TASK INSTRUCTIONS
Please set down the entries below once more, exactly.

*** SOURCE DATA Section Begins ***

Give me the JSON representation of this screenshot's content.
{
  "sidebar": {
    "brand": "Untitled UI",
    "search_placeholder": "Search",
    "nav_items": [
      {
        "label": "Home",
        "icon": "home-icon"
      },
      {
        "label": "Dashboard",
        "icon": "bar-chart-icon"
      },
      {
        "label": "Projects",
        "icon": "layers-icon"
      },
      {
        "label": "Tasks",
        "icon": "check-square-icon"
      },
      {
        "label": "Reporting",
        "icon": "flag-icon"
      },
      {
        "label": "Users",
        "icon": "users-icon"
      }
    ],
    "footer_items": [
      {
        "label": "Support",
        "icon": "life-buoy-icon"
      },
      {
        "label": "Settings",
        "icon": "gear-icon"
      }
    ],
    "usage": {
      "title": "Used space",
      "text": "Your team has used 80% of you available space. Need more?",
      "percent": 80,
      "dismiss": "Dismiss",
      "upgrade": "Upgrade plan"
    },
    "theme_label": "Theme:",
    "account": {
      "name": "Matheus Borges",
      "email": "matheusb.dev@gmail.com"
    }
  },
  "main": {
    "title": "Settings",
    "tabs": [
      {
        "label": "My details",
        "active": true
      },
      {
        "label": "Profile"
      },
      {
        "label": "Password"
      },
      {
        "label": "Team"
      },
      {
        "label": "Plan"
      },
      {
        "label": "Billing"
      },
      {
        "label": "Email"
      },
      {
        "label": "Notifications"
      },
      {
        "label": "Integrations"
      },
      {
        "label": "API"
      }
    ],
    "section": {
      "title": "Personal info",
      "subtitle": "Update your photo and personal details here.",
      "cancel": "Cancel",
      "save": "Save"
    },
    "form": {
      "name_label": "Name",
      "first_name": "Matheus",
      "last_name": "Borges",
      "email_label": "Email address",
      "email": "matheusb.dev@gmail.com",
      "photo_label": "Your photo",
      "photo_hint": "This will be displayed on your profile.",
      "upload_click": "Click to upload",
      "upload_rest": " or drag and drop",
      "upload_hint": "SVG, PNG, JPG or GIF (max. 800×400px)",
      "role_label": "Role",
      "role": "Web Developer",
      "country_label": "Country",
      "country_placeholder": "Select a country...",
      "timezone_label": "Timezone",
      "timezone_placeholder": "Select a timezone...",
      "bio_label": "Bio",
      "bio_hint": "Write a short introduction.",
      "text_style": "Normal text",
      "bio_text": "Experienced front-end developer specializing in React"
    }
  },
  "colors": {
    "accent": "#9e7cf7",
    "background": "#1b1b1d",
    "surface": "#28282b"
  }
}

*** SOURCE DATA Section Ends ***

YOUR RESPONSE
Give me the JSON representation of this screenshot's content.
{
  "sidebar": {
    "brand": "Untitled UI",
    "search_placeholder": "Search",
    "nav_items": [
      {
        "label": "Home",
        "icon": "home-icon"
      },
      {
        "label": "Dashboard",
        "icon": "bar-chart-icon"
      },
      {
        "label": "Projects",
        "icon": "layers-icon"
      },
      {
        "label": "Tasks",
        "icon": "check-square-icon"
      },
      {
        "label": "Reporting",
        "icon": "flag-icon"
      },
      {
        "label": "Users",
        "icon": "users-icon"
      }
    ],
    "footer_items": [
      {
        "label": "Support",
        "icon": "life-buoy-icon"
      },
      {
        "label": "Settings",
        "icon": "gear-icon"
      }
    ],
    "usage": {
      "title": "Used space",
      "text": "Your team has used 80% of you available space. Need more?",
      "percent": 80,
      "dismiss": "Dismiss",
      "upgrade": "Upgrade plan"
    },
    "theme_label": "Theme:",
    "account": {
      "name": "Matheus Borges",
      "email": "matheusb.dev@gmail.com"
    }
  },
  "main": {
    "title": "Settings",
    "tabs": [
      {
        "label": "My details",
        "active": true
      },
      {
        "label": "Profile"
      },
      {
        "label": "Password"
      },
      {
        "label": "Team"
      },
      {
        "label": "Plan"
      },
      {
        "label": "Billing"
      },
      {
        "label": "Email"
      },
      {
        "label": "Notifications"
      },
      {
        "label": "Integrations"
      },
      {
        "label": "API"
      }
    ],
    "section": {
      "title": "Personal info",
      "subtitle": "Update your photo and personal details here.",
      "cancel": "Cancel",
      "save": "Save"
    },
    "form": {
      "name_label": "Name",
      "first_name": "Matheus",
      "last_name": "Borges",
      "email_label": "Email address",
      "email": "matheusb.dev@gmail.com",
      "photo_label": "Your photo",
      "photo_hint": "This will be displayed on your profile.",
      "upload_click": "Click to upload",
      "upload_rest": " or drag and drop",
      "upload_hint": "SVG, PNG, JPG or GIF (max. 800×400px)",
      "role_label": "Role",
      "role": "Web Developer",
      "country_label": "Country",
      "country_placeholder": "Select a country...",
      "timezone_label": "Timezone",
      "timezone_placeholder": "Select a timezone...",
      "bio_label": "Bio",
      "bio_hint": "Write a short introduction.",
      "text_style": "Normal text",
      "bio_text": "Experienced front-end developer specializing in React"
    }
  },
  "colors": {
    "accent": "#9e7cf7",
    "background": "#1b1b1d",
    "surface": "#28282b"
  }
}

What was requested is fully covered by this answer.